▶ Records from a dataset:
=-=-=
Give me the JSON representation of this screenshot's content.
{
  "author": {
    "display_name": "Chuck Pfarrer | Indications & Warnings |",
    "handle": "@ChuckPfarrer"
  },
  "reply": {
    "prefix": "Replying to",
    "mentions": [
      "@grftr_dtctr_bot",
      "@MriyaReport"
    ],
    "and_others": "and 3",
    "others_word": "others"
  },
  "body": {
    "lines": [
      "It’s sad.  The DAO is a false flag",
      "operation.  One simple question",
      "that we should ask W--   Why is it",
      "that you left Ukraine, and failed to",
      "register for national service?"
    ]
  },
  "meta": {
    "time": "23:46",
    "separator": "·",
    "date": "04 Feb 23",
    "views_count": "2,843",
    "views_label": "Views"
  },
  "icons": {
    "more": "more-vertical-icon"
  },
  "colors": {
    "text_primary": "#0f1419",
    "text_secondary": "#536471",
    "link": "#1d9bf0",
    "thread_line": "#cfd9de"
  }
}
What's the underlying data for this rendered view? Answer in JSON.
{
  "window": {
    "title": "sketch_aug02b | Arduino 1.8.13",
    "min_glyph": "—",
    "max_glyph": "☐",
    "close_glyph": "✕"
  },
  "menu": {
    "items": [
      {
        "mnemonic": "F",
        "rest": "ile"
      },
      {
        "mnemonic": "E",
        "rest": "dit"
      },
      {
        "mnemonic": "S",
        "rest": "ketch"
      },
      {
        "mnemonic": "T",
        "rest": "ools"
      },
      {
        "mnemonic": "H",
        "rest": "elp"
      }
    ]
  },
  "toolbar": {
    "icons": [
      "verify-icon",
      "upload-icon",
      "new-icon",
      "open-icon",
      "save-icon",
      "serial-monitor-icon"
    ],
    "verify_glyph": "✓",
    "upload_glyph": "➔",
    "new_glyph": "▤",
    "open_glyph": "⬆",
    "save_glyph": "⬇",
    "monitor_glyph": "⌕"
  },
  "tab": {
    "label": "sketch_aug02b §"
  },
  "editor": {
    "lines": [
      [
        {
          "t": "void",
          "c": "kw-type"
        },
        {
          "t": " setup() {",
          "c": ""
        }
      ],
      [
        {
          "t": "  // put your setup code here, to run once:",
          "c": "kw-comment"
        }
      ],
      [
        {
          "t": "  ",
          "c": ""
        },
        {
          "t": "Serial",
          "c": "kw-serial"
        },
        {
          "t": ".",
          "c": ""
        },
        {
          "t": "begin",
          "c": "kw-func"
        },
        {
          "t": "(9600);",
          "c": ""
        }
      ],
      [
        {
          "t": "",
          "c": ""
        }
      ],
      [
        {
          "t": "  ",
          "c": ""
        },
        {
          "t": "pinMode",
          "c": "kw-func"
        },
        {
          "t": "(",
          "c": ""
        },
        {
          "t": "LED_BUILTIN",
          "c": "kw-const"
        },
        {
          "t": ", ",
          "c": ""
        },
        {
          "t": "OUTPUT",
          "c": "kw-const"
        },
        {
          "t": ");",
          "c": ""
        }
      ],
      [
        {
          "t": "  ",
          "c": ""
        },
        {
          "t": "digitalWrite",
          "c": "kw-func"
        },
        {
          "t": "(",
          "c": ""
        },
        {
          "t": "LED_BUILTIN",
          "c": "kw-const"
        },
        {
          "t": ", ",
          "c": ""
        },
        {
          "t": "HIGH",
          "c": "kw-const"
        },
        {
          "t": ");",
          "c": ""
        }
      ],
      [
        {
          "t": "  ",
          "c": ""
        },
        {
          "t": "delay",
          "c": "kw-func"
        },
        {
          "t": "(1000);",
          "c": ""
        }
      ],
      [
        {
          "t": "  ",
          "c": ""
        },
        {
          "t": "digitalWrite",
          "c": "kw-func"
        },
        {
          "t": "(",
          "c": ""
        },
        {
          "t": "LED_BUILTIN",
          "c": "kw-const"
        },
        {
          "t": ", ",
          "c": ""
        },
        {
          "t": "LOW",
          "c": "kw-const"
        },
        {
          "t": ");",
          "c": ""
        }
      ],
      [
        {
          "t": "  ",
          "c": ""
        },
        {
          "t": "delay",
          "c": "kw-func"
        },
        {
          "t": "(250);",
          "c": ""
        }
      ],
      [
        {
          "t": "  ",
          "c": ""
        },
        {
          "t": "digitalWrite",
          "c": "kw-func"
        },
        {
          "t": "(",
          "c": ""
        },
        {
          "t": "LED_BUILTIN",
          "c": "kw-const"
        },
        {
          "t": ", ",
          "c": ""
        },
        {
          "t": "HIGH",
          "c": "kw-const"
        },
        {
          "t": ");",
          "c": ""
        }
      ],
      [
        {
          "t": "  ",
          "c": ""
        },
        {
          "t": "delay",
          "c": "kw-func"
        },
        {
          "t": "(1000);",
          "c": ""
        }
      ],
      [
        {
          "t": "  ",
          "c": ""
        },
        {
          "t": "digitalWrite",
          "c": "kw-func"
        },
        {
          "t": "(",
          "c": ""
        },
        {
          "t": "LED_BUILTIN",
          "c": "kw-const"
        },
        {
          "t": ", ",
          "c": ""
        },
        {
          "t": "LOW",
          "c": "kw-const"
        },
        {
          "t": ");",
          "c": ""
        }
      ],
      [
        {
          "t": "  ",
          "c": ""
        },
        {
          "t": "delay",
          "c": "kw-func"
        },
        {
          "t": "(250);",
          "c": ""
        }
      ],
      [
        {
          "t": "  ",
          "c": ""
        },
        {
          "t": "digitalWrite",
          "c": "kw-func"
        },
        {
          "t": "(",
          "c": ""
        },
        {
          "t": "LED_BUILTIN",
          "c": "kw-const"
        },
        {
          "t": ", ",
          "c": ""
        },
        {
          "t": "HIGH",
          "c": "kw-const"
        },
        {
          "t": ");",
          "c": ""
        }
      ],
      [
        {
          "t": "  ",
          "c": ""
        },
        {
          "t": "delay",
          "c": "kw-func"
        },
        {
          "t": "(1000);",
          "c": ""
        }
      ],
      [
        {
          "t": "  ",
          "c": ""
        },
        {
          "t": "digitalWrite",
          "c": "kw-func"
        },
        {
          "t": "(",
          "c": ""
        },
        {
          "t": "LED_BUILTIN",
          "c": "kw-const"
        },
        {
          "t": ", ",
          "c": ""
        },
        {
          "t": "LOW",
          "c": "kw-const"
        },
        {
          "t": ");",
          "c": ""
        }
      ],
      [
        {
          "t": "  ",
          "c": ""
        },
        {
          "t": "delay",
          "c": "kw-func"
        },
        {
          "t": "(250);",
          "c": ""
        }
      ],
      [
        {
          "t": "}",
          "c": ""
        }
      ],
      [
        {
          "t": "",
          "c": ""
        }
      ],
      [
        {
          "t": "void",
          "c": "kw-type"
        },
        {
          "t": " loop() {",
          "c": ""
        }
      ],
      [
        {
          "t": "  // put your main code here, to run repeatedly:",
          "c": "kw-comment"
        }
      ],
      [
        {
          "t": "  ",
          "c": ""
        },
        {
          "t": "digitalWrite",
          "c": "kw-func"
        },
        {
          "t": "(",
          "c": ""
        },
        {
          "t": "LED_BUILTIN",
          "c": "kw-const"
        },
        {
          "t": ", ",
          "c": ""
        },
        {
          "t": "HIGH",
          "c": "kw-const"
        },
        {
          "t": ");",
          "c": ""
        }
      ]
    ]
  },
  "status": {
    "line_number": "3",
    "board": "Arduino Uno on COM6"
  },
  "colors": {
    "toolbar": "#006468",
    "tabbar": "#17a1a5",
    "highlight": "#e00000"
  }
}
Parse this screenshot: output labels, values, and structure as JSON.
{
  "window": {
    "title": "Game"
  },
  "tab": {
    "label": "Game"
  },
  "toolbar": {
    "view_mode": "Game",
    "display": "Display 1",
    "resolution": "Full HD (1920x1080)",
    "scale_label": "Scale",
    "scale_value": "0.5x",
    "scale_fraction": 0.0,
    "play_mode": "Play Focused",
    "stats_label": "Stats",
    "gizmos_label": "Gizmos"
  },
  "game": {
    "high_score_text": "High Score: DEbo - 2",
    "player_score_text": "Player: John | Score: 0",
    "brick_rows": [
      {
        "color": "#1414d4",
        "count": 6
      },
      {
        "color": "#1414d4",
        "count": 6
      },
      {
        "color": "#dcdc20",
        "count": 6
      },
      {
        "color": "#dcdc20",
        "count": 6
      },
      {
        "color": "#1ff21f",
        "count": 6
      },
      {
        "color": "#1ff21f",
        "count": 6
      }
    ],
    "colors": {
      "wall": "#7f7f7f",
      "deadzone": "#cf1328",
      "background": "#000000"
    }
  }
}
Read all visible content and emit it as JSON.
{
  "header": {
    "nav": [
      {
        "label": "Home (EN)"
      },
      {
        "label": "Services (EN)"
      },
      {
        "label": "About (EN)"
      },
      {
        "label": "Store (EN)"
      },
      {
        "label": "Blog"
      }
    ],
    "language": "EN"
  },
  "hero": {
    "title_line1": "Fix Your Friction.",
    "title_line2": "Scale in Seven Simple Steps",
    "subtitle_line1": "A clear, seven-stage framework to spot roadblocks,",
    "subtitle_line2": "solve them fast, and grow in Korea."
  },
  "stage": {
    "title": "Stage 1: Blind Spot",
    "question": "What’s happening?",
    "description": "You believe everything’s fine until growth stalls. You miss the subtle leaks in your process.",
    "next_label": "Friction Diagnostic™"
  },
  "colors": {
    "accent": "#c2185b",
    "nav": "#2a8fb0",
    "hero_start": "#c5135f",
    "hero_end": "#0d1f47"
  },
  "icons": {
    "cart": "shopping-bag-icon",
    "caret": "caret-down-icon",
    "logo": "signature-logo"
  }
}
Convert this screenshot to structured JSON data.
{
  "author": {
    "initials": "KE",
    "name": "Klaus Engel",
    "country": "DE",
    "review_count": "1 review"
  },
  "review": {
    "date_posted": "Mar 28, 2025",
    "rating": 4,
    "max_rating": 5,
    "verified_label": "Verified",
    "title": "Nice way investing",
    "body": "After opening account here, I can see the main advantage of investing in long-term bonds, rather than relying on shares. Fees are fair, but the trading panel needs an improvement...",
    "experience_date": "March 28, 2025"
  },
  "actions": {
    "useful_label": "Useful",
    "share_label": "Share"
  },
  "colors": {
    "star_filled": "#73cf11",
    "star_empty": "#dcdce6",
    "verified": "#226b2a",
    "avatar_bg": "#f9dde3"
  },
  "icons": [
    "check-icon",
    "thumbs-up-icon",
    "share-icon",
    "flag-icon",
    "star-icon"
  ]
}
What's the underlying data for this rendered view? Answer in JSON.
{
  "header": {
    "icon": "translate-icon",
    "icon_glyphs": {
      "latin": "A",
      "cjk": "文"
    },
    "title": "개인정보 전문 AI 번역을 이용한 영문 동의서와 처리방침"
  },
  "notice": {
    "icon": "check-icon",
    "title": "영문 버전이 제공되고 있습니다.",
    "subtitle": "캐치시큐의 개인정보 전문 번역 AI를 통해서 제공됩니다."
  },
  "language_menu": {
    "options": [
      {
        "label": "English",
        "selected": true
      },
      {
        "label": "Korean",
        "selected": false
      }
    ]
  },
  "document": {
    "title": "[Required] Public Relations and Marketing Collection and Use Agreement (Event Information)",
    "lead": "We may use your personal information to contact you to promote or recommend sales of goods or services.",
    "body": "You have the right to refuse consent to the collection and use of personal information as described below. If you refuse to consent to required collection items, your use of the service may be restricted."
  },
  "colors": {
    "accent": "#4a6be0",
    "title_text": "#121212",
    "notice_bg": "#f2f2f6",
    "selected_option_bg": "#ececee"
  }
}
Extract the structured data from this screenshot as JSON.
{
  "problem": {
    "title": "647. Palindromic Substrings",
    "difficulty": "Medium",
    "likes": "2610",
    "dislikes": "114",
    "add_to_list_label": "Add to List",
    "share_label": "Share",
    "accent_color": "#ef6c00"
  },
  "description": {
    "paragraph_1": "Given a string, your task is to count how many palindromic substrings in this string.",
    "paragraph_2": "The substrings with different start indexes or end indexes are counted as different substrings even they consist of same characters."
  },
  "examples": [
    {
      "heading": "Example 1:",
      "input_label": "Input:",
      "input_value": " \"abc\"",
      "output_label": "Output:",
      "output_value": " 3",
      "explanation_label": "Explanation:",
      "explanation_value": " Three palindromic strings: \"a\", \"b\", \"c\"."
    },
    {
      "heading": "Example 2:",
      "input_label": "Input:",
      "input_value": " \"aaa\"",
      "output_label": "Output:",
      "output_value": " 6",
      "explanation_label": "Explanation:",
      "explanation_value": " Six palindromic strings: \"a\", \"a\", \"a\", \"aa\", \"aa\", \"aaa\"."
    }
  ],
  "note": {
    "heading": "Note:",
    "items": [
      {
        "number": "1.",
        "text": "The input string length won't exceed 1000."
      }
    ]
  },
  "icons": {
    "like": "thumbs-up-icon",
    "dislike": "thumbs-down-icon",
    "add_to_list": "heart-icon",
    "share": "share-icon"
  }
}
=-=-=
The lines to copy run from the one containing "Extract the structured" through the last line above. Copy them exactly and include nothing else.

▶ Response below:
Extract the structured data from this screenshot as JSON.
{
  "problem": {
    "title": "647. Palindromic Substrings",
    "difficulty": "Medium",
    "likes": "2610",
    "dislikes": "114",
    "add_to_list_label": "Add to List",
    "share_label": "Share",
    "accent_color": "#ef6c00"
  },
  "description": {
    "paragraph_1": "Given a string, your task is to count how many palindromic substrings in this string.",
    "paragraph_2": "The substrings with different start indexes or end indexes are counted as different substrings even they consist of same characters."
  },
  "examples": [
    {
      "heading": "Example 1:",
      "input_label": "Input:",
      "input_value": " \"abc\"",
      "output_label": "Output:",
      "output_value": " 3",
      "explanation_label": "Explanation:",
      "explanation_value": " Three palindromic strings: \"a\", \"b\", \"c\"."
    },
    {
      "heading": "Example 2:",
      "input_label": "Input:",
      "input_value": " \"aaa\"",
      "output_label": "Output:",
      "output_value": " 6",
      "explanation_label": "Explanation:",
      "explanation_value": " Six palindromic strings: \"a\", \"a\", \"a\", \"aa\", \"aa\", \"aaa\"."
    }
  ],
  "note": {
    "heading": "Note:",
    "items": [
      {
        "number": "1.",
        "text": "The input string length won't exceed 1000."
      }
    ]
  },
  "icons": {
    "like": "thumbs-up-icon",
    "dislike": "thumbs-down-icon",
    "add_to_list": "heart-icon",
    "share": "share-icon"
  }
}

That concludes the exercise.